## GIVEN DATA
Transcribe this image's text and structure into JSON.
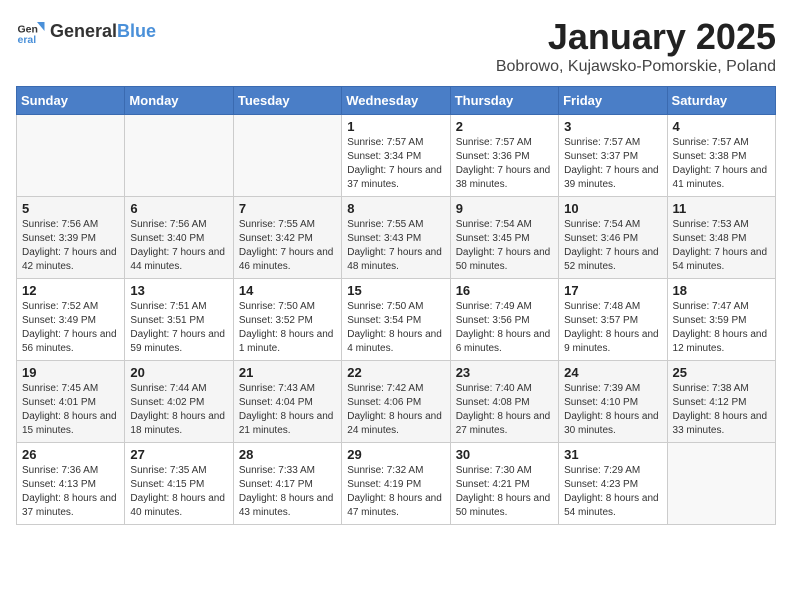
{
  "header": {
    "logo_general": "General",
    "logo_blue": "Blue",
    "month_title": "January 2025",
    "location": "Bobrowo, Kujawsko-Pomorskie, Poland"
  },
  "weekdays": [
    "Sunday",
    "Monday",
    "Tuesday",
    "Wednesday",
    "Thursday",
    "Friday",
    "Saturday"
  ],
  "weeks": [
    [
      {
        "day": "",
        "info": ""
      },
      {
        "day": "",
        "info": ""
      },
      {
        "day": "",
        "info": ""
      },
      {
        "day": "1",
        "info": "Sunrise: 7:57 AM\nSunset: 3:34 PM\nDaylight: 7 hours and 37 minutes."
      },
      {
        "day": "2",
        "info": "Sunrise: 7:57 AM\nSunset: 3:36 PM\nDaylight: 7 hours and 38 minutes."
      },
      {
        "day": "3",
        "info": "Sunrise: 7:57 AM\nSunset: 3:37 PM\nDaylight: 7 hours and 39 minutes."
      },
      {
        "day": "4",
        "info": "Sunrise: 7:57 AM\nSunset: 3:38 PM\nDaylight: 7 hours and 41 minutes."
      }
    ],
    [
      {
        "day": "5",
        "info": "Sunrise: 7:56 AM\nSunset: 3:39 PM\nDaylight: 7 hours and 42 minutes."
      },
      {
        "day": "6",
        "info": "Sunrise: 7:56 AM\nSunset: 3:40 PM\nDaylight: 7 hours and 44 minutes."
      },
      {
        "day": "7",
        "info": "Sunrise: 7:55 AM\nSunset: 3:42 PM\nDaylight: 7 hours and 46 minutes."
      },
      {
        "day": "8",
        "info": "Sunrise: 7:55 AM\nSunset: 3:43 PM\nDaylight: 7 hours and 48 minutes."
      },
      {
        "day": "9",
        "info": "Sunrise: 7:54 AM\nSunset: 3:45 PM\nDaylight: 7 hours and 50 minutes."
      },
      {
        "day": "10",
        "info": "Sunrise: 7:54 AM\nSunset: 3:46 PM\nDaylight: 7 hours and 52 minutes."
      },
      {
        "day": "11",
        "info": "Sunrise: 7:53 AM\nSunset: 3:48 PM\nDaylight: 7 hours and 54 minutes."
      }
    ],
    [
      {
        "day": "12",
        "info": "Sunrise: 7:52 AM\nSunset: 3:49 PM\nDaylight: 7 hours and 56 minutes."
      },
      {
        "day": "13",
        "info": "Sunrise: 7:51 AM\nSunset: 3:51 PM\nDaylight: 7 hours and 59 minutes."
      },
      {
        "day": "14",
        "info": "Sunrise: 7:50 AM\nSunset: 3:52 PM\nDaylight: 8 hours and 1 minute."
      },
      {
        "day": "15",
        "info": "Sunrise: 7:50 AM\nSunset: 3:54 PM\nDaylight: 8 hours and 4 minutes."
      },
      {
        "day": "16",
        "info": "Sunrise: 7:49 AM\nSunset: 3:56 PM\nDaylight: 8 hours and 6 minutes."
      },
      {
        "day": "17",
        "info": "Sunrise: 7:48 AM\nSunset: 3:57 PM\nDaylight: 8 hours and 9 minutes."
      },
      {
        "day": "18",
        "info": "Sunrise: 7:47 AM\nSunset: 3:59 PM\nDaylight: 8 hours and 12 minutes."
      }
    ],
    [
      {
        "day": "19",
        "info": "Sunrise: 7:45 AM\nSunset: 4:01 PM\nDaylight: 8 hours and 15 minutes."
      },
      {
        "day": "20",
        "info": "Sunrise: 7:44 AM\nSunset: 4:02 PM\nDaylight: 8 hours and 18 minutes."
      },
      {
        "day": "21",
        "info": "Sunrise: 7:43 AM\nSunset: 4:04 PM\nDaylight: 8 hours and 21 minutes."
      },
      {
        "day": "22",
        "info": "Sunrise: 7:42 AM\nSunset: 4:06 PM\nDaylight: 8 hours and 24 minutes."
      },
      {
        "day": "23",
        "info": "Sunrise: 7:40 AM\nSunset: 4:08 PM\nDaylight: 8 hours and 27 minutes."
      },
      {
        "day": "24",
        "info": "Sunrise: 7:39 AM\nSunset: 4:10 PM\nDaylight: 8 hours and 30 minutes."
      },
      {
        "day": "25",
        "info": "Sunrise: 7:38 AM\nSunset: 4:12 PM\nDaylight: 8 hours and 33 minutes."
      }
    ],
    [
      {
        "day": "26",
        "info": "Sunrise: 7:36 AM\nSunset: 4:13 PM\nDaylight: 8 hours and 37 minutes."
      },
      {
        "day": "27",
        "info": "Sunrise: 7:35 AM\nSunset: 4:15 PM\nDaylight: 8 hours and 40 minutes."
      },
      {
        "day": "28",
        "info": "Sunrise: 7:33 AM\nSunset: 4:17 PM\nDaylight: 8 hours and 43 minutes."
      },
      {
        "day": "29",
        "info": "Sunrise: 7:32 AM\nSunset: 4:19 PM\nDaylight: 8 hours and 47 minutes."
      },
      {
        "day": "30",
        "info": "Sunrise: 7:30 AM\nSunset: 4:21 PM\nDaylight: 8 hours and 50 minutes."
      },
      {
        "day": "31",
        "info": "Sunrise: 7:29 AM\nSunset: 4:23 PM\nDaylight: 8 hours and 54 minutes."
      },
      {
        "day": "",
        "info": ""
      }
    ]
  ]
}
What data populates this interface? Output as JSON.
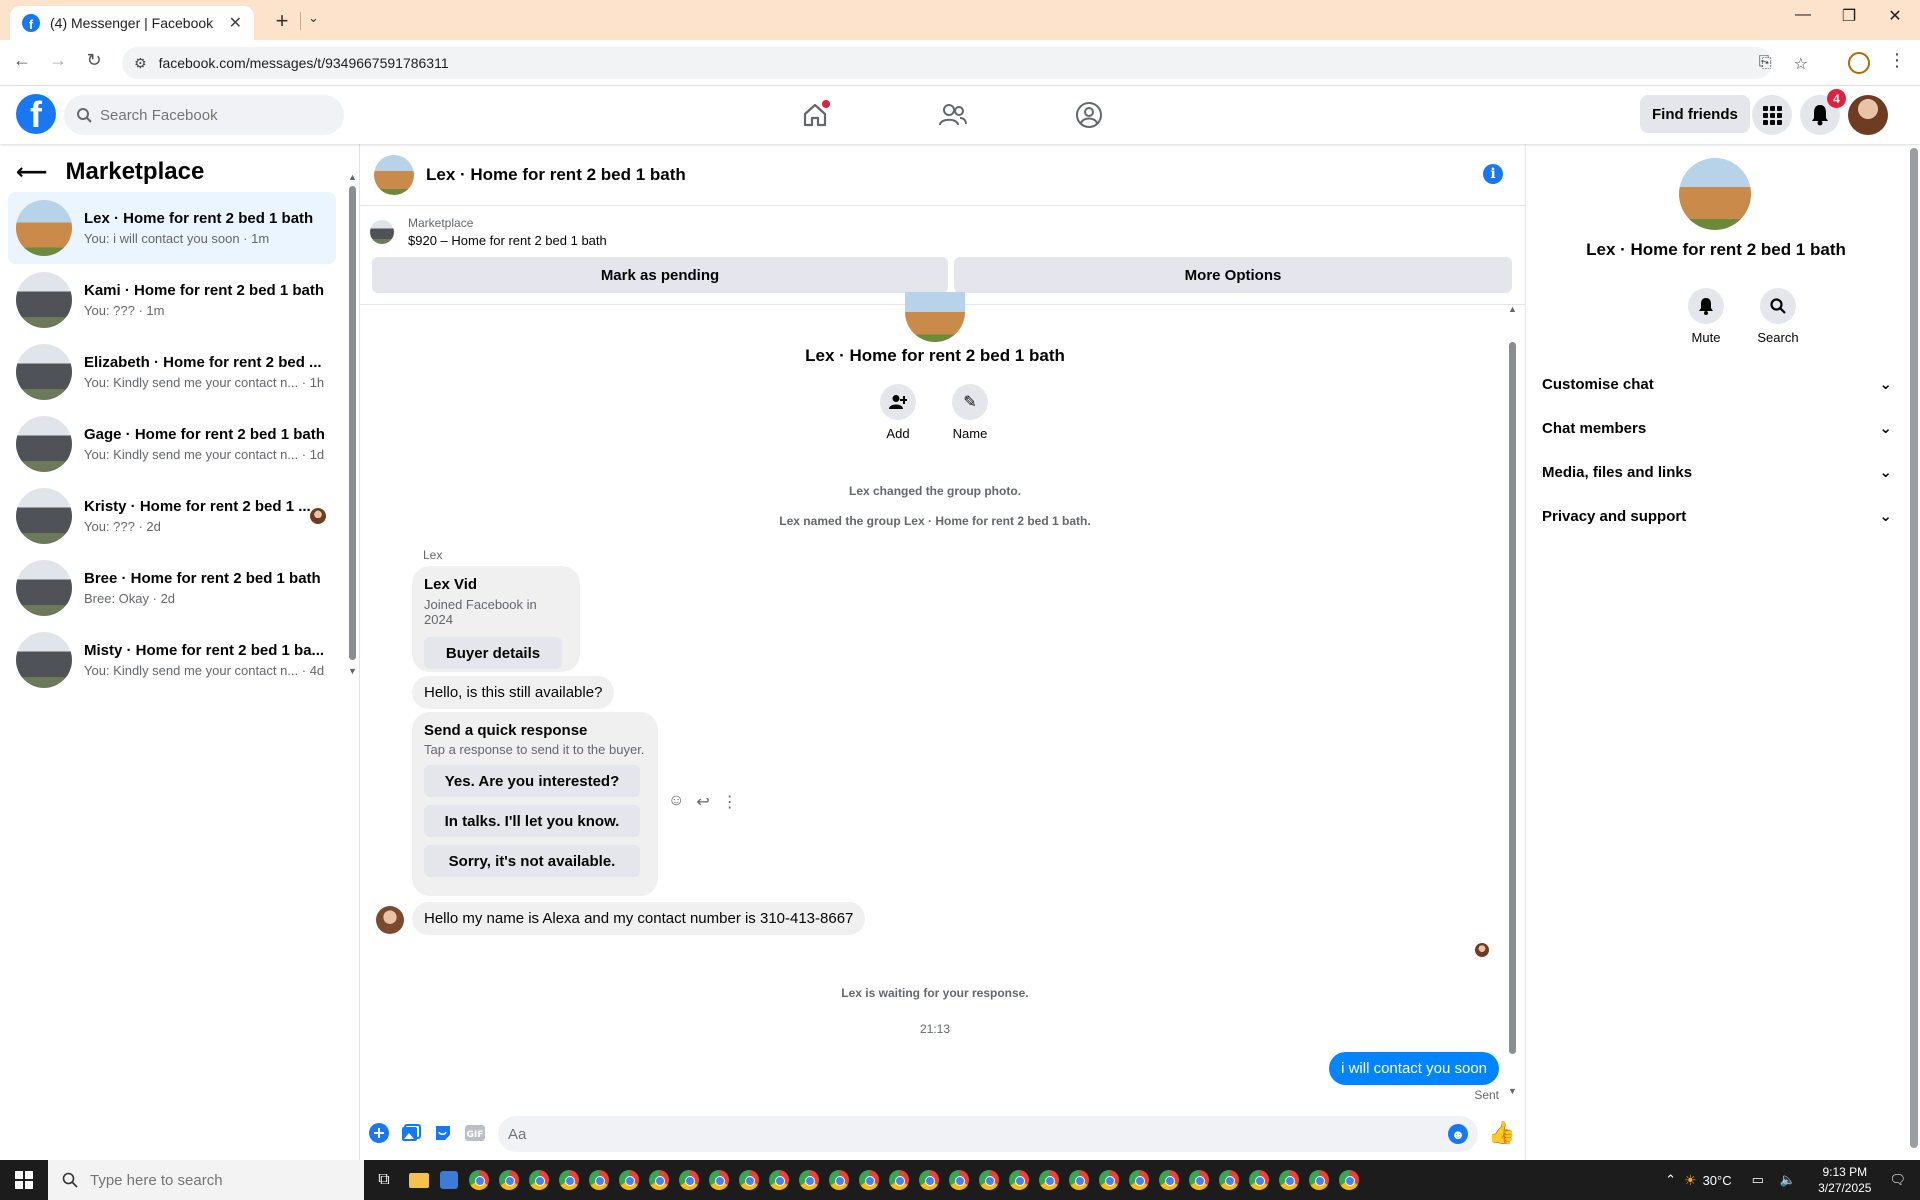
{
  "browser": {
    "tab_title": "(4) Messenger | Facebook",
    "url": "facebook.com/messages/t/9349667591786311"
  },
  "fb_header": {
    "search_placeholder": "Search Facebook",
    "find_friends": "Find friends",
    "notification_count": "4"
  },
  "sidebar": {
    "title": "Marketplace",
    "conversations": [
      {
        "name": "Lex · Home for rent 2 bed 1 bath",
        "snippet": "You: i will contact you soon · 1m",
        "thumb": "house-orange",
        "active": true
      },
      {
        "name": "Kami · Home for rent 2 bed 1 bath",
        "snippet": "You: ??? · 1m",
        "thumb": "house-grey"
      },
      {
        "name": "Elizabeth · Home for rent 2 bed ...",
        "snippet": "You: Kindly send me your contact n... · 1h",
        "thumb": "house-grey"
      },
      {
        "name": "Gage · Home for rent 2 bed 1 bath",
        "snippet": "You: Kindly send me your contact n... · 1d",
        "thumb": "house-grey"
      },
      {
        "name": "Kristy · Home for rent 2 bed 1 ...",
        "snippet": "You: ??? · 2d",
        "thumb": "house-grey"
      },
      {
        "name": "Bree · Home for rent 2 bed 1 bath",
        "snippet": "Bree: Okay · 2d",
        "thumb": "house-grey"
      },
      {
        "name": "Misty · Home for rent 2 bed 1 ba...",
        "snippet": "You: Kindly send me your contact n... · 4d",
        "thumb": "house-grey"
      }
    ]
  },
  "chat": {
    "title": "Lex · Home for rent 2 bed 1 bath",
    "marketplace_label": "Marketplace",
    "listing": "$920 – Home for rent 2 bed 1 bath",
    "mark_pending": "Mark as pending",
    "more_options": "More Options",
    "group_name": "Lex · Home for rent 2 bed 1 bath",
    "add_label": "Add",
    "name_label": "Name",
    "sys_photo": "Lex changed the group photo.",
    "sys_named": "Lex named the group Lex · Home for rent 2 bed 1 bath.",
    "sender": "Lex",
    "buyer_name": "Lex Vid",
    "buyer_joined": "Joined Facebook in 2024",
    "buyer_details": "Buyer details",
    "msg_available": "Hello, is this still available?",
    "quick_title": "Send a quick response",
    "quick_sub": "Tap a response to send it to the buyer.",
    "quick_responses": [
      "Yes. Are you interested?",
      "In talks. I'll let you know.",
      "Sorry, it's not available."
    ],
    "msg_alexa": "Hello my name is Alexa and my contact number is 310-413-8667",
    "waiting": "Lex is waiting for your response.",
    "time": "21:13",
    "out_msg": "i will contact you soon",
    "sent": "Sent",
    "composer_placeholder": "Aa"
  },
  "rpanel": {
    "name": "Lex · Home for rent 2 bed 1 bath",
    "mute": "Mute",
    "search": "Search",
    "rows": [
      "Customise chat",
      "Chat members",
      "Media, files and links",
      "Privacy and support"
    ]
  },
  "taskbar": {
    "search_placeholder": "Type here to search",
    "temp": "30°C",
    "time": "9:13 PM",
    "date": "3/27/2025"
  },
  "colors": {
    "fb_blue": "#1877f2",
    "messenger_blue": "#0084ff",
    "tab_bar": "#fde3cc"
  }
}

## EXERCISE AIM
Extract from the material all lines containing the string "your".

## REPLY
        "snippet": "You: Kindly send me your contact n... · 1h",
        "snippet": "You: Kindly send me your contact n... · 1d",
        "snippet": "You: Kindly send me your contact n... · 4d",
    "waiting": "Lex is waiting for your response.",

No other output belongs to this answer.